▶ DATASET ENTRIES:

____

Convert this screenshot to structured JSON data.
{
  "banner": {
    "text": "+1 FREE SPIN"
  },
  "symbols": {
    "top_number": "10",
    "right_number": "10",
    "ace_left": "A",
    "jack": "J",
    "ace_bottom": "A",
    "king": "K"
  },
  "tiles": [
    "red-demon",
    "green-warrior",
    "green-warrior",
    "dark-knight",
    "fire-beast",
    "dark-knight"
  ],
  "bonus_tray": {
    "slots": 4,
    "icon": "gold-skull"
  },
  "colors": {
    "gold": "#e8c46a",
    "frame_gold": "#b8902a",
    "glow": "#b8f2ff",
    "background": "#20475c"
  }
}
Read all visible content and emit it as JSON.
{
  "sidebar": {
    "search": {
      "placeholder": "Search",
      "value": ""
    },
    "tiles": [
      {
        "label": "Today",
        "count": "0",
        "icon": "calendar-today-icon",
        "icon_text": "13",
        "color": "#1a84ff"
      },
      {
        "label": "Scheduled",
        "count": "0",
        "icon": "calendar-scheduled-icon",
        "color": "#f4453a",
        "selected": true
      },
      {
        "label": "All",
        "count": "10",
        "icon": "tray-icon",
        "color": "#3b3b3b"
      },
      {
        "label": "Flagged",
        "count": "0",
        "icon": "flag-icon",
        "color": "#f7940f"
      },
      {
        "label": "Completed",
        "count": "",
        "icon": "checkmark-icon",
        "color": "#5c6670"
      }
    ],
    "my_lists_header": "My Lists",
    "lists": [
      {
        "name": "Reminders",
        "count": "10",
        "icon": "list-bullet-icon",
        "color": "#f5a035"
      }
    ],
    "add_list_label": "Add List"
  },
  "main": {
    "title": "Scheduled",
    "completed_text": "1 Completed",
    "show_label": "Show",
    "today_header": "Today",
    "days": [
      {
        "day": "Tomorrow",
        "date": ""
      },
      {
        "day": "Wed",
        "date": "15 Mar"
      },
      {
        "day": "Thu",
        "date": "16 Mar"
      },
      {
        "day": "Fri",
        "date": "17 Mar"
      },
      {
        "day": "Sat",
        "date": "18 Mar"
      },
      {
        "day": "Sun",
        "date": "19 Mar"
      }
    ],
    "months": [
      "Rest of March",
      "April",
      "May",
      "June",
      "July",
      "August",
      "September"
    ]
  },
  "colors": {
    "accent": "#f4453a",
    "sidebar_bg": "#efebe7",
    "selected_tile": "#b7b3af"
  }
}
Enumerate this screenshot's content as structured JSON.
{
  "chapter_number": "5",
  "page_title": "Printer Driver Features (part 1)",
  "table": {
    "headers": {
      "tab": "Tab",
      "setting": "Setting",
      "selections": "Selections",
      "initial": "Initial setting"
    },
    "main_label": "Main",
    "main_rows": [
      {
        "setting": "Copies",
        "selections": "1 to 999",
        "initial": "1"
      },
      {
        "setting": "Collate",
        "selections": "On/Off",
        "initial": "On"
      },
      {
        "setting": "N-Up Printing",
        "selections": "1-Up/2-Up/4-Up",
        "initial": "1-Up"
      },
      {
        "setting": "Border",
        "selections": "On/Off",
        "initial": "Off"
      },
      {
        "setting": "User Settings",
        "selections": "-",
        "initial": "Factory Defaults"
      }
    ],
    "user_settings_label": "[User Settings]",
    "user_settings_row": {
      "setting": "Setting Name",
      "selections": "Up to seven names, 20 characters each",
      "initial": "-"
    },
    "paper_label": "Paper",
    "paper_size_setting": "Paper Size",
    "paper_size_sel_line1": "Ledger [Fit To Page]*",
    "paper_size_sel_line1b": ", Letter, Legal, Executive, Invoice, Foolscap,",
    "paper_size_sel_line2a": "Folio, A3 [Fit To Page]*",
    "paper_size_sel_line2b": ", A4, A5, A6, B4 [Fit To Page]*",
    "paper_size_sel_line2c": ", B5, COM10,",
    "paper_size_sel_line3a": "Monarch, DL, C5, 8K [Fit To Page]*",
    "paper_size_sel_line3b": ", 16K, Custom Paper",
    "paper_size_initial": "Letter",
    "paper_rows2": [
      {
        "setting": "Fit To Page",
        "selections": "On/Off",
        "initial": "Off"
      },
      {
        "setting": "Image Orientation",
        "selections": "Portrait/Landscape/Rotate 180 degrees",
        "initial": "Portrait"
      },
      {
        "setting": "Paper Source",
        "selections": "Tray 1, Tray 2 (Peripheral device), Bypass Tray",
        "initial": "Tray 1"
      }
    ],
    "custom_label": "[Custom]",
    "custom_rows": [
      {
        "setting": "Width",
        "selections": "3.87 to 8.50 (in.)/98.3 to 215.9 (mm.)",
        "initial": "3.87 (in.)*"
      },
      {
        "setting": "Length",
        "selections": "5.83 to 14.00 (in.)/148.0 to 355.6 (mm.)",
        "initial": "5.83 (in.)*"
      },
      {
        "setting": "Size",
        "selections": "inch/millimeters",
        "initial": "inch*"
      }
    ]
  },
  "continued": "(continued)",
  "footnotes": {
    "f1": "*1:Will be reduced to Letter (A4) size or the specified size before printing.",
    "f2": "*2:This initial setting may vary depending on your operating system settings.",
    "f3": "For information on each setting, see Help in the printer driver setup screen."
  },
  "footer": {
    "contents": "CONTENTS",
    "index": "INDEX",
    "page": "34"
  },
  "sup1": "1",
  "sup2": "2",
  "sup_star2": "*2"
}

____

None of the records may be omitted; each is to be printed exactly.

Convert this screenshot to structured JSON data.
{
  "banner": {
    "text": "+1 FREE SPIN"
  },
  "symbols": {
    "top_number": "10",
    "right_number": "10",
    "ace_left": "A",
    "jack": "J",
    "ace_bottom": "A",
    "king": "K"
  },
  "tiles": [
    "red-demon",
    "green-warrior",
    "green-warrior",
    "dark-knight",
    "fire-beast",
    "dark-knight"
  ],
  "bonus_tray": {
    "slots": 4,
    "icon": "gold-skull"
  },
  "colors": {
    "gold": "#e8c46a",
    "frame_gold": "#b8902a",
    "glow": "#b8f2ff",
    "background": "#20475c"
  }
}
Read all visible content and emit it as JSON.
{
  "sidebar": {
    "search": {
      "placeholder": "Search",
      "value": ""
    },
    "tiles": [
      {
        "label": "Today",
        "count": "0",
        "icon": "calendar-today-icon",
        "icon_text": "13",
        "color": "#1a84ff"
      },
      {
        "label": "Scheduled",
        "count": "0",
        "icon": "calendar-scheduled-icon",
        "color": "#f4453a",
        "selected": true
      },
      {
        "label": "All",
        "count": "10",
        "icon": "tray-icon",
        "color": "#3b3b3b"
      },
      {
        "label": "Flagged",
        "count": "0",
        "icon": "flag-icon",
        "color": "#f7940f"
      },
      {
        "label": "Completed",
        "count": "",
        "icon": "checkmark-icon",
        "color": "#5c6670"
      }
    ],
    "my_lists_header": "My Lists",
    "lists": [
      {
        "name": "Reminders",
        "count": "10",
        "icon": "list-bullet-icon",
        "color": "#f5a035"
      }
    ],
    "add_list_label": "Add List"
  },
  "main": {
    "title": "Scheduled",
    "completed_text": "1 Completed",
    "show_label": "Show",
    "today_header": "Today",
    "days": [
      {
        "day": "Tomorrow",
        "date": ""
      },
      {
        "day": "Wed",
        "date": "15 Mar"
      },
      {
        "day": "Thu",
        "date": "16 Mar"
      },
      {
        "day": "Fri",
        "date": "17 Mar"
      },
      {
        "day": "Sat",
        "date": "18 Mar"
      },
      {
        "day": "Sun",
        "date": "19 Mar"
      }
    ],
    "months": [
      "Rest of March",
      "April",
      "May",
      "June",
      "July",
      "August",
      "September"
    ]
  },
  "colors": {
    "accent": "#f4453a",
    "sidebar_bg": "#efebe7",
    "selected_tile": "#b7b3af"
  }
}
Enumerate this screenshot's content as structured JSON.
{
  "chapter_number": "5",
  "page_title": "Printer Driver Features (part 1)",
  "table": {
    "headers": {
      "tab": "Tab",
      "setting": "Setting",
      "selections": "Selections",
      "initial": "Initial setting"
    },
    "main_label": "Main",
    "main_rows": [
      {
        "setting": "Copies",
        "selections": "1 to 999",
        "initial": "1"
      },
      {
        "setting": "Collate",
        "selections": "On/Off",
        "initial": "On"
      },
      {
        "setting": "N-Up Printing",
        "selections": "1-Up/2-Up/4-Up",
        "initial": "1-Up"
      },
      {
        "setting": "Border",
        "selections": "On/Off",
        "initial": "Off"
      },
      {
        "setting": "User Settings",
        "selections": "-",
        "initial": "Factory Defaults"
      }
    ],
    "user_settings_label": "[User Settings]",
    "user_settings_row": {
      "setting": "Setting Name",
      "selections": "Up to seven names, 20 characters each",
      "initial": "-"
    },
    "paper_label": "Paper",
    "paper_size_setting": "Paper Size",
    "paper_size_sel_line1": "Ledger [Fit To Page]*",
    "paper_size_sel_line1b": ", Letter, Legal, Executive, Invoice, Foolscap,",
    "paper_size_sel_line2a": "Folio, A3 [Fit To Page]*",
    "paper_size_sel_line2b": ", A4, A5, A6, B4 [Fit To Page]*",
    "paper_size_sel_line2c": ", B5, COM10,",
    "paper_size_sel_line3a": "Monarch, DL, C5, 8K [Fit To Page]*",
    "paper_size_sel_line3b": ", 16K, Custom Paper",
    "paper_size_initial": "Letter",
    "paper_rows2": [
      {
        "setting": "Fit To Page",
        "selections": "On/Off",
        "initial": "Off"
      },
      {
        "setting": "Image Orientation",
        "selections": "Portrait/Landscape/Rotate 180 degrees",
        "initial": "Portrait"
      },
      {
        "setting": "Paper Source",
        "selections": "Tray 1, Tray 2 (Peripheral device), Bypass Tray",
        "initial": "Tray 1"
      }
    ],
    "custom_label": "[Custom]",
    "custom_rows": [
      {
        "setting": "Width",
        "selections": "3.87 to 8.50 (in.)/98.3 to 215.9 (mm.)",
        "initial": "3.87 (in.)*"
      },
      {
        "setting": "Length",
        "selections": "5.83 to 14.00 (in.)/148.0 to 355.6 (mm.)",
        "initial": "5.83 (in.)*"
      },
      {
        "setting": "Size",
        "selections": "inch/millimeters",
        "initial": "inch*"
      }
    ]
  },
  "continued": "(continued)",
  "footnotes": {
    "f1": "*1:Will be reduced to Letter (A4) size or the specified size before printing.",
    "f2": "*2:This initial setting may vary depending on your operating system settings.",
    "f3": "For information on each setting, see Help in the printer driver setup screen."
  },
  "footer": {
    "contents": "CONTENTS",
    "index": "INDEX",
    "page": "34"
  },
  "sup1": "1",
  "sup2": "2",
  "sup_star2": "*2"
}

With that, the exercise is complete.